[Collection entries]
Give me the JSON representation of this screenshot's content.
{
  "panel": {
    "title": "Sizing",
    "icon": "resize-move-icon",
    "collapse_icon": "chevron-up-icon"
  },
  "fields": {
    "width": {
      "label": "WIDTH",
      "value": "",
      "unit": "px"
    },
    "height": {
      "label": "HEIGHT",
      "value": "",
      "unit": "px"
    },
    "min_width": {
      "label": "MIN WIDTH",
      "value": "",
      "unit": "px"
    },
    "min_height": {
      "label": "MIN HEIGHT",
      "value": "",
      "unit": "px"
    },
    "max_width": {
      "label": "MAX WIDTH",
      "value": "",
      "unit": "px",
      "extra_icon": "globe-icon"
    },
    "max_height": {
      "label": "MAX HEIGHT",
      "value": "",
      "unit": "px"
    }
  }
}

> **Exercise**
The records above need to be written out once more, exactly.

> **Your response**
Give me the JSON representation of this screenshot's content.
{
  "panel": {
    "title": "Sizing",
    "icon": "resize-move-icon",
    "collapse_icon": "chevron-up-icon"
  },
  "fields": {
    "width": {
      "label": "WIDTH",
      "value": "",
      "unit": "px"
    },
    "height": {
      "label": "HEIGHT",
      "value": "",
      "unit": "px"
    },
    "min_width": {
      "label": "MIN WIDTH",
      "value": "",
      "unit": "px"
    },
    "min_height": {
      "label": "MIN HEIGHT",
      "value": "",
      "unit": "px"
    },
    "max_width": {
      "label": "MAX WIDTH",
      "value": "",
      "unit": "px",
      "extra_icon": "globe-icon"
    },
    "max_height": {
      "label": "MAX HEIGHT",
      "value": "",
      "unit": "px"
    }
  }
}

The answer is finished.